RTM units with Occupancy Certificate (OC) do not attract GST, so purchasing such properties can be beneficial for buyers. In addition, with rising inflation, interest rates are likely to harden in the future, so for buyers, it is the right time to avail of a home loan at the best rates.
All-in-all, this could be the ideal time to purchase a house for end-use. The market is a totally buyer-friendly at the moment. If one has good financial planning and feels that the future is safe, it is the right time to purchase a house and seal the deal.
A home purchase must be seen as a long-term investment, and aptly-selected properties – those in good locations and with the right configuration and amenities – always appreciate over the long term. However, it is important to understand that the fundamentals of location, connectivity, good amenities and legal soundness of the project are essential for price growth to happen.
Also, there are bound to be price fluctuations in the current market scenario. Buyers should keep a minimum horizon of 5-6 years before putting the property on the market again. At the end of a sufficiently long period, prices for the right kinds of properties will certainly have appreciated – and in the meanwhile, if the home is not for personal use, it can earn rental income as well.
The way for normal middle-class homebuyers to address a property purchase is to think like an end-user and focus on buying a home that meets one’s own needs. In doing so, one tends to automatically pick properties which have the right attributes – connectivity to workplace hubs, availability of public transport, hospitals, schools and shopping – and is resultantly investing in a property which can certainly appreciate.
Price corrections tend to happen in projects and locations which are bereft of the right fundamentals. Areas which have not taken off because of lack of the requisite civic and social infrastructure, and projects whose legal veracity is in question, are bound to see price corrections as demand will flow to areas and projects which have the right attributes. Prices in locations and projects which tick all the right boxes may remain stagnant for a while, but their inherent advantages will safeguard against any serious short-to-mid-term corrections.
Finally, one should remember that every asset class witnesses fluctuations, but homes are also ‘performing assets’ which one can live in or rent out. Meanwhile – and keeping in mind that the property needs to have been intelligently chosen – the inevitable laws of demand and supply gradually bring on capital value appreciation.
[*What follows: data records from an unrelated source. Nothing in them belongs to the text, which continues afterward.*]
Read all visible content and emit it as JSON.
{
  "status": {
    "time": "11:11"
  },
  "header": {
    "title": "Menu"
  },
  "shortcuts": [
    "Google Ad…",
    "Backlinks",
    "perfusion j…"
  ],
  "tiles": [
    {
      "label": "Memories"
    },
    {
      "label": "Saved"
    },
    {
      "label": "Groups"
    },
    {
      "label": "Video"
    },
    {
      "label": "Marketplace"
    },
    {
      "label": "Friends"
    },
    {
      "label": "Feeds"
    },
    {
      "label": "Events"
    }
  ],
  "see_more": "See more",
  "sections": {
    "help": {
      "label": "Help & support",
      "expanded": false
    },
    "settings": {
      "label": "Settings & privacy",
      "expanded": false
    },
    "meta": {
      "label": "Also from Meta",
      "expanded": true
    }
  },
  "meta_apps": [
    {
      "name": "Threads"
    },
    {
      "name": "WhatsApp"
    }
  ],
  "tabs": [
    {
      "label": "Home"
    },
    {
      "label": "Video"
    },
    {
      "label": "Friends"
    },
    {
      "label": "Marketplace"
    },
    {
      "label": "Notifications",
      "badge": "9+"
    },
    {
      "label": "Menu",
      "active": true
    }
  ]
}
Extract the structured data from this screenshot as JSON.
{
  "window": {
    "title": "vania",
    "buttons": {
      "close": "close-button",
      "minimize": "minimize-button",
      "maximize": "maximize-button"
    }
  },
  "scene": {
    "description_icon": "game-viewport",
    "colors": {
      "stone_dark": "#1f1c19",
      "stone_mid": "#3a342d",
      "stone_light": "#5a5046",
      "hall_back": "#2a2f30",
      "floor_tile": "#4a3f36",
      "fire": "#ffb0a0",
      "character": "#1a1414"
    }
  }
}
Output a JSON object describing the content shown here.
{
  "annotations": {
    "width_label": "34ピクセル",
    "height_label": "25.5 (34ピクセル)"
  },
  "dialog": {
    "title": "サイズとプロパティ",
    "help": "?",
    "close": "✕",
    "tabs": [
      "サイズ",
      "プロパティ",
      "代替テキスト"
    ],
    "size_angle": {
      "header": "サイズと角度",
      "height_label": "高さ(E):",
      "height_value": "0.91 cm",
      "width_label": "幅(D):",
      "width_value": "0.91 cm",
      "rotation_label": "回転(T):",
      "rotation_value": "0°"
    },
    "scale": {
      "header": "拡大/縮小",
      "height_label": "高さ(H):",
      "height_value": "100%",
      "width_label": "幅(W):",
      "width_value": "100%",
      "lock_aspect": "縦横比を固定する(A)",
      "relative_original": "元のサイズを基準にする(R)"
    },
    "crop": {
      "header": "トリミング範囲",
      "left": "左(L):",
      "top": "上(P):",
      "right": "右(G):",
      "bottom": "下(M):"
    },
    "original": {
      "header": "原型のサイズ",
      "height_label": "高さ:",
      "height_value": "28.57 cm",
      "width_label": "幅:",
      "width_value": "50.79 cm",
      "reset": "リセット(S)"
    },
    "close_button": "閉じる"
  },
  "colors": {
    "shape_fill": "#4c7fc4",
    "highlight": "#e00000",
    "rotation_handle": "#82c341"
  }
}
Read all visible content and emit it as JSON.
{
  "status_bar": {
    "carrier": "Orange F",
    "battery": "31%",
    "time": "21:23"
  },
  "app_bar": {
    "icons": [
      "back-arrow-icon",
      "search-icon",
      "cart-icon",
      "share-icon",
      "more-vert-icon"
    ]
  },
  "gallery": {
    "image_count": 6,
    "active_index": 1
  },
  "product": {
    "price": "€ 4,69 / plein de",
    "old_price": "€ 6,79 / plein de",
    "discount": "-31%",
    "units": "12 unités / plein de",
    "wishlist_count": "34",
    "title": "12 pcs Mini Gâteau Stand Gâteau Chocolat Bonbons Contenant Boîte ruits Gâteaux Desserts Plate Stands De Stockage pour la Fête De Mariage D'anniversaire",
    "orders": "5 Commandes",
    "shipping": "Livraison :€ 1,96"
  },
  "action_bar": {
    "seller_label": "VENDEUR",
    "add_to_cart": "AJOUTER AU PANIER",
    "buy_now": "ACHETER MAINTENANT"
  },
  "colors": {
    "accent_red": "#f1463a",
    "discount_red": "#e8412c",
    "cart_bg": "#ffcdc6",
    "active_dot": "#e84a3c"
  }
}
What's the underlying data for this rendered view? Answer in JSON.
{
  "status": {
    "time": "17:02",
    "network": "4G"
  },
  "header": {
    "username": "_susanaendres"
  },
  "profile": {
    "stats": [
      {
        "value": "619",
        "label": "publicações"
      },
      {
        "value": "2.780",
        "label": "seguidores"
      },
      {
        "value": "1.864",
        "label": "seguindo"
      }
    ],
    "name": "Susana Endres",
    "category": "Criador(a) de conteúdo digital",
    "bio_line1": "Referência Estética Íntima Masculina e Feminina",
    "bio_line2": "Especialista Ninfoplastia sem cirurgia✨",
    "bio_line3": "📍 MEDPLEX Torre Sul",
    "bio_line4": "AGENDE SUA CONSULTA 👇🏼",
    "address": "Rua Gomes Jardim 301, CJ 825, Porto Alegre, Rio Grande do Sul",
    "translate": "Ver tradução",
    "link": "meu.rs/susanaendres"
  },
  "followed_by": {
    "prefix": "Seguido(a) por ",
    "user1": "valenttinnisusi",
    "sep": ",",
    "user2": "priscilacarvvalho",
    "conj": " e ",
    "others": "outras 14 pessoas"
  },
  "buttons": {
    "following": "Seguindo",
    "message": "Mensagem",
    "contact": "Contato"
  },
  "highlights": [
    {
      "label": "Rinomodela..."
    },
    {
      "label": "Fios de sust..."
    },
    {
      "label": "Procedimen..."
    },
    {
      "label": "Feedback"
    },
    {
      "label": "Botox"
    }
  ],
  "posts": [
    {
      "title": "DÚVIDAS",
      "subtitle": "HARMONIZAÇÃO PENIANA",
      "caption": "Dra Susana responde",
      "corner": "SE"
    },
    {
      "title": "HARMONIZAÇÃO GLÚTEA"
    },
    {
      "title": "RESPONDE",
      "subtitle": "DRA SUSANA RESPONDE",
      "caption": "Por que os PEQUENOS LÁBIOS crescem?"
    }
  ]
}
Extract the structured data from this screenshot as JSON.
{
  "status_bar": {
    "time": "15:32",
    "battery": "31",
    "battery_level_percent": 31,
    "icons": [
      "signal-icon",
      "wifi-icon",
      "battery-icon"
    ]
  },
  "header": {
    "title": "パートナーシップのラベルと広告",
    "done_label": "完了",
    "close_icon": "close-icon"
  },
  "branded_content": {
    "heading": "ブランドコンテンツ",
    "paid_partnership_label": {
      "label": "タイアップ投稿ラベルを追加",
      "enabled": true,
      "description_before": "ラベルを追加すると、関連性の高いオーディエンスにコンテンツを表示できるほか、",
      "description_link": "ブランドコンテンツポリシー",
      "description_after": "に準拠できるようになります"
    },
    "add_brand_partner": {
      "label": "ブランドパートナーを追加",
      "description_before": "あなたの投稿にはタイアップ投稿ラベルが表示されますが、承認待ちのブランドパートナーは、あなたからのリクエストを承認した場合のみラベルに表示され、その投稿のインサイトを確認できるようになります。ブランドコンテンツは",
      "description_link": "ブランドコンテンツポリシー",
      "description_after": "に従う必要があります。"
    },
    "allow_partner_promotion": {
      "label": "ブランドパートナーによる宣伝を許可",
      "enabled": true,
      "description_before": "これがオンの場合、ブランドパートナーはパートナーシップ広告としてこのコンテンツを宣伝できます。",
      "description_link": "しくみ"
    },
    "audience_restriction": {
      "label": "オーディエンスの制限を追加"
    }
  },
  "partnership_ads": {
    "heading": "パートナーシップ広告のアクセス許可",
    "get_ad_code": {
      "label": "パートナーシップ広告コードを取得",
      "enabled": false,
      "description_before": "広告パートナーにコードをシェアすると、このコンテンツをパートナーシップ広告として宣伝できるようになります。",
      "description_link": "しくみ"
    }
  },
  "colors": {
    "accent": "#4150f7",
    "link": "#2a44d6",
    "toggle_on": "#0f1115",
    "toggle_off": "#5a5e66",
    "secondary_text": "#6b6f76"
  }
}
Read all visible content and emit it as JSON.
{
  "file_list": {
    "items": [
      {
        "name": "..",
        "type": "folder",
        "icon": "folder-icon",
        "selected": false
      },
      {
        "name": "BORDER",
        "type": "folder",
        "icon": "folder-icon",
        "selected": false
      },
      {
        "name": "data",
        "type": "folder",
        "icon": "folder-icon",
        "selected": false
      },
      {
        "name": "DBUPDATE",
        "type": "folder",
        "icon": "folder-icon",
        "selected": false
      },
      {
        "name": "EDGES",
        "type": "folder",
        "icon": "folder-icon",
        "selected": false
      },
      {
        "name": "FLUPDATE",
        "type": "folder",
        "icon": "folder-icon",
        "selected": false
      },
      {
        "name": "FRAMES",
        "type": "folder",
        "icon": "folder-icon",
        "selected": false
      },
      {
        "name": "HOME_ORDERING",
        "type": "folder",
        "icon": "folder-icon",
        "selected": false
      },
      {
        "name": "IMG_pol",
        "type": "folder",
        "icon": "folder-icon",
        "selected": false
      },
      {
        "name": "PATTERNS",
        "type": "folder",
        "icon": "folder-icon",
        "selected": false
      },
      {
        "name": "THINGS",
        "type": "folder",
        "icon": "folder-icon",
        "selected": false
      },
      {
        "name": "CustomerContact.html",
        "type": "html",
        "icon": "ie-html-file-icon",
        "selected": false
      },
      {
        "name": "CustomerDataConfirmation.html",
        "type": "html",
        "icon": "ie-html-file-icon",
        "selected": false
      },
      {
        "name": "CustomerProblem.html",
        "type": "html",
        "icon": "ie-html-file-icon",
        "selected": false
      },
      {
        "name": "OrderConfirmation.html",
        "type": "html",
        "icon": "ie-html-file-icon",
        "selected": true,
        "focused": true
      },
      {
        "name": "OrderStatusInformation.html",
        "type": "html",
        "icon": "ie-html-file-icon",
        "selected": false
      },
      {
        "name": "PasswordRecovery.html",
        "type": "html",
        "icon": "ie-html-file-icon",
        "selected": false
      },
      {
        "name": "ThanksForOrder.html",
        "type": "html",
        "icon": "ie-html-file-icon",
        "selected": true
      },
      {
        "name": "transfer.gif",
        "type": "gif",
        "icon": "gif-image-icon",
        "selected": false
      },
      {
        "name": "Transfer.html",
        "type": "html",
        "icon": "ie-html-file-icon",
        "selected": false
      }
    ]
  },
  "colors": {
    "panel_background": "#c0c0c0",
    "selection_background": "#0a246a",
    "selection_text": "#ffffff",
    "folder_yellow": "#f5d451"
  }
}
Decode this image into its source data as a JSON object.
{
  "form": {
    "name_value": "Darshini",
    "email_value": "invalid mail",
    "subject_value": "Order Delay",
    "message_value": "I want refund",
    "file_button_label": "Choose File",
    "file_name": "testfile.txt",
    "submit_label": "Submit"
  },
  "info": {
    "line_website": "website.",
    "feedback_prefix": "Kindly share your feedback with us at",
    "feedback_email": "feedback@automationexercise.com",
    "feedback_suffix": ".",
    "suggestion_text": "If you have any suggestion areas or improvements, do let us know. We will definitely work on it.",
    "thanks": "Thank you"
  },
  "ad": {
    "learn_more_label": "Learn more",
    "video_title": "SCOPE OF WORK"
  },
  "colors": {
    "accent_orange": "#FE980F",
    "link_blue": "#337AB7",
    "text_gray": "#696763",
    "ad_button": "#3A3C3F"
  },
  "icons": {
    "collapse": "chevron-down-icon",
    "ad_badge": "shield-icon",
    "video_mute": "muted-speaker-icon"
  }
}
Your email address will not be published. Required fields are marked *
Save my name, email, and website in this browser for the next time I comment.
Sign me up for the newsletter!
Notify me of follow-up comments by email.
Notify me of new posts by email.
2014 The Global Indian New Network (TGINN)